[Excerpts from an interface dataset]
▼
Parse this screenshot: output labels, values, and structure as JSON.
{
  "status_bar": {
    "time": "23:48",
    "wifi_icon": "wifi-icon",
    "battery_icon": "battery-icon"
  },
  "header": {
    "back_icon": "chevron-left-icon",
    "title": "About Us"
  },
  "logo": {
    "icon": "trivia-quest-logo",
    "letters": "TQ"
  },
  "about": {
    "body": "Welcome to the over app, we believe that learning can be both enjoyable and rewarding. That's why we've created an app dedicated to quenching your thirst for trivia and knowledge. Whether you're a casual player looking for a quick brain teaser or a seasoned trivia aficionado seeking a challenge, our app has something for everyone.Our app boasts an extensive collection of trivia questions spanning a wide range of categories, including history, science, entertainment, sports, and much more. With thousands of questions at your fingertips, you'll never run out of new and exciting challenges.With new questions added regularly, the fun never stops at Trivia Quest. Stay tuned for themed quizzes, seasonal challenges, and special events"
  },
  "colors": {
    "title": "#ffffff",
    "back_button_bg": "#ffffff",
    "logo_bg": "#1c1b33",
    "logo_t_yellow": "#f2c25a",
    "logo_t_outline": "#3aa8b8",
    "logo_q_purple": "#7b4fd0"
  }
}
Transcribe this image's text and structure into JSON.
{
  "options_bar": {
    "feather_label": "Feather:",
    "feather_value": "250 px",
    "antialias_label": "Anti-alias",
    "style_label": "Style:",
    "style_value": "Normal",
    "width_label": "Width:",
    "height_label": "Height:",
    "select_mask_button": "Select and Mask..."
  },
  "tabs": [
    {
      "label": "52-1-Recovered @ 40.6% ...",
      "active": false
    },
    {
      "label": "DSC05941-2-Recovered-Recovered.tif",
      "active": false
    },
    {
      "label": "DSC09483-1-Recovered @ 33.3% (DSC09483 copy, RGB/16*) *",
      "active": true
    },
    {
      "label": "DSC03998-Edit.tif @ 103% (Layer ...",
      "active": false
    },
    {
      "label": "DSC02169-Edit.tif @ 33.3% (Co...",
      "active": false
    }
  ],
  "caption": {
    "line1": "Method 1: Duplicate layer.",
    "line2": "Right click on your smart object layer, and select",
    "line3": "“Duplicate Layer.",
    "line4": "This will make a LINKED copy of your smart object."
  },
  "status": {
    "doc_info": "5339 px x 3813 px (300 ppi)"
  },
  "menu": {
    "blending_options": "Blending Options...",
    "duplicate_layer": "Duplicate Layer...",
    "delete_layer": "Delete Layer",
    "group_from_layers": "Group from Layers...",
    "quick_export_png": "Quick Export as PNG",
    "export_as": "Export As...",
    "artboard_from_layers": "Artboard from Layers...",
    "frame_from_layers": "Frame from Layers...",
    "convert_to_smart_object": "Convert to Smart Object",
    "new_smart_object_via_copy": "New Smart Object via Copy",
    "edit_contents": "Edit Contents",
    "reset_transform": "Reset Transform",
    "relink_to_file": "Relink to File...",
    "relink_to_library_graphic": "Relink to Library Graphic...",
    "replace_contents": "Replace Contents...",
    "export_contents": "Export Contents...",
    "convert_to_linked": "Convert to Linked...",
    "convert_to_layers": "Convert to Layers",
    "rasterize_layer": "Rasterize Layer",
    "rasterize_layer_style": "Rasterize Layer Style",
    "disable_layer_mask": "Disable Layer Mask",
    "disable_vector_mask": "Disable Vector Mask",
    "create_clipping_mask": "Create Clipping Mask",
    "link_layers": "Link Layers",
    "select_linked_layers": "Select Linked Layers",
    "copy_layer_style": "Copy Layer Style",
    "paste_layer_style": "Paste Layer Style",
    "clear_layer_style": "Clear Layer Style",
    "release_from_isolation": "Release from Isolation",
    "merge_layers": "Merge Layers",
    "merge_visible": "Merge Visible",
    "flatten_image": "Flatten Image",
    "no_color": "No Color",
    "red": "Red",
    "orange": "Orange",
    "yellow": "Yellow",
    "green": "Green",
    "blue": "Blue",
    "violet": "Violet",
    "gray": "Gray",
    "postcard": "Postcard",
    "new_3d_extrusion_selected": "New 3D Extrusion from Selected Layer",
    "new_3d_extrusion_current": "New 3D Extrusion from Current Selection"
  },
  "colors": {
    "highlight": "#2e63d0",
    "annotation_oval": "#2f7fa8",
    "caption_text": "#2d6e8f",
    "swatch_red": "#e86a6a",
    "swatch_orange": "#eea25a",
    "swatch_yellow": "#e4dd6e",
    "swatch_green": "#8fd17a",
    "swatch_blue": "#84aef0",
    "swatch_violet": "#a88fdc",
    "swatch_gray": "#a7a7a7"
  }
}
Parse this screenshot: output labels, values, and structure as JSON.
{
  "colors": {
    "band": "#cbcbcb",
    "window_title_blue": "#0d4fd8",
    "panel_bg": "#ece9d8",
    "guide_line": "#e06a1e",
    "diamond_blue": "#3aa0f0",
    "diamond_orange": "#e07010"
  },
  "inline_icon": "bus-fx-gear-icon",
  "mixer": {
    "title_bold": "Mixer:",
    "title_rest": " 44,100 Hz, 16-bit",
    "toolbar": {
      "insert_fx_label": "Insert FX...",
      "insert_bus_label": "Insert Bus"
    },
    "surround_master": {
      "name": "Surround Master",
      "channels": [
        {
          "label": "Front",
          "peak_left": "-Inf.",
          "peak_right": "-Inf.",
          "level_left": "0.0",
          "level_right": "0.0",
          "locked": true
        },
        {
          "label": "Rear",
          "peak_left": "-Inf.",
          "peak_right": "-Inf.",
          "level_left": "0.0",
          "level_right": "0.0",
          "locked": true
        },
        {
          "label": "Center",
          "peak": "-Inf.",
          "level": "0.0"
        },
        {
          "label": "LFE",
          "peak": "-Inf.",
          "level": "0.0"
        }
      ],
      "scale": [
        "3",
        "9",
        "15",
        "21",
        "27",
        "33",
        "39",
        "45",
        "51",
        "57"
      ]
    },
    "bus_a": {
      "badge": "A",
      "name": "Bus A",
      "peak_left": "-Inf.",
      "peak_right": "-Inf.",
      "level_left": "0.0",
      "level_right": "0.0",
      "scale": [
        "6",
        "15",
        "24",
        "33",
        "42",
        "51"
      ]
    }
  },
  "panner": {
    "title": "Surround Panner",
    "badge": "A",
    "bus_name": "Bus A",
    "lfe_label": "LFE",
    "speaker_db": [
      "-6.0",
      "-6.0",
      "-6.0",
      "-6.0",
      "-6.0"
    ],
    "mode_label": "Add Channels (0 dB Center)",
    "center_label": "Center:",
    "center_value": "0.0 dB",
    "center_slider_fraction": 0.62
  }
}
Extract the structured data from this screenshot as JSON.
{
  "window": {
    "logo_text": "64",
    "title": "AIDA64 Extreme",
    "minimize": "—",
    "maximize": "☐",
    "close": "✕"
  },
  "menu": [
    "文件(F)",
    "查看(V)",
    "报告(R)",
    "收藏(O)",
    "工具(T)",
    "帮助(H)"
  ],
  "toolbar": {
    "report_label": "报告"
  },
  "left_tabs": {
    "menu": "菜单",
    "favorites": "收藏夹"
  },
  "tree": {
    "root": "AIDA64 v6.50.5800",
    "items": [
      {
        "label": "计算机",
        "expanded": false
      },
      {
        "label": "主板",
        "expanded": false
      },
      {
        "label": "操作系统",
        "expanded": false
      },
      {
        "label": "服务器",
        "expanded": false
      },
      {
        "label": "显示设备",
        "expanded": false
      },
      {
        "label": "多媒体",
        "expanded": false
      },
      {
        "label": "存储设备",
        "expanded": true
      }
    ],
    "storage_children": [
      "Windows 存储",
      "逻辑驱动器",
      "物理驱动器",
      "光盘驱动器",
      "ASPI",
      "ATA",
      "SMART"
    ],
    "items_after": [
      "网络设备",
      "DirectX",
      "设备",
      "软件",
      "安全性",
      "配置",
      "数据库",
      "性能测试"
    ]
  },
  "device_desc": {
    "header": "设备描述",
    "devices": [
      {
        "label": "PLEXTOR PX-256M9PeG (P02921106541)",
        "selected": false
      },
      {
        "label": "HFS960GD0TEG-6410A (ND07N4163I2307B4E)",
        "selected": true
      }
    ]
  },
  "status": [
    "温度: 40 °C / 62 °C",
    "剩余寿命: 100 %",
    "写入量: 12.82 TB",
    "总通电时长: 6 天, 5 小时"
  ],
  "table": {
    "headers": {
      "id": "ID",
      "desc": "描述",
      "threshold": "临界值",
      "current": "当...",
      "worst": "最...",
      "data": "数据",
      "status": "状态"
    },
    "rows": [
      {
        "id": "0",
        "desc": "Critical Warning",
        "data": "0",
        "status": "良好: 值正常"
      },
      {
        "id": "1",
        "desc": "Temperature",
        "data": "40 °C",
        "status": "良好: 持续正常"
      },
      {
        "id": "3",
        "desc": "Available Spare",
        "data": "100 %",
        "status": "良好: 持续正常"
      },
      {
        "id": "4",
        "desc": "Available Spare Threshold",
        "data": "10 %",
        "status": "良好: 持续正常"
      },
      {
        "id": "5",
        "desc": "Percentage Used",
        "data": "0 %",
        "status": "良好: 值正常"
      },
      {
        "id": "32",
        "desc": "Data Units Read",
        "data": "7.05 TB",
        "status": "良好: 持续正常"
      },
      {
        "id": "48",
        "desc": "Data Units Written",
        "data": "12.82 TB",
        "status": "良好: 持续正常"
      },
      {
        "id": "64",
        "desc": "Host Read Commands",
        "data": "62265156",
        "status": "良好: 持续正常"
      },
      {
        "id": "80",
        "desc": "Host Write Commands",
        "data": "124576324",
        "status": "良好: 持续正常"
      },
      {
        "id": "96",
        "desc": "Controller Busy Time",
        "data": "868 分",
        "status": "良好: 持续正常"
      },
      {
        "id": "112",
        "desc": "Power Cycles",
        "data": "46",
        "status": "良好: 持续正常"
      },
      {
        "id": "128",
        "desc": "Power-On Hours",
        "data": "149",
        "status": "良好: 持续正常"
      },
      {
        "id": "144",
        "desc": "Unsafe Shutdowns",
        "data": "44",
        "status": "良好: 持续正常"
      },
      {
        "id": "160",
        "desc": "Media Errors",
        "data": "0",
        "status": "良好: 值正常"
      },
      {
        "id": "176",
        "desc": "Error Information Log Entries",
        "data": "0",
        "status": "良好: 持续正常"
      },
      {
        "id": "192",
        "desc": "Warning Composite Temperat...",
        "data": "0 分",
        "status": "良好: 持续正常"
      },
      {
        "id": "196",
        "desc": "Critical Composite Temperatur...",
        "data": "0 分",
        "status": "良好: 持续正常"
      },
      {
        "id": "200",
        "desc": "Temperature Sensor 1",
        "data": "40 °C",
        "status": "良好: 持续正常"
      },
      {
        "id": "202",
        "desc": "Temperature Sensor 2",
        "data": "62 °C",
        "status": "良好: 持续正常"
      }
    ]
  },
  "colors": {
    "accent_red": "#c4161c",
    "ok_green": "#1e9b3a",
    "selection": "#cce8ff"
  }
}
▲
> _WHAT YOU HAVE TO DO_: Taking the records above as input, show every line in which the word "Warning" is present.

> _SOLUTION FOR THIS EXERCISE_:
        "desc": "Critical Warning",
        "desc": "Warning Composite Temperat...",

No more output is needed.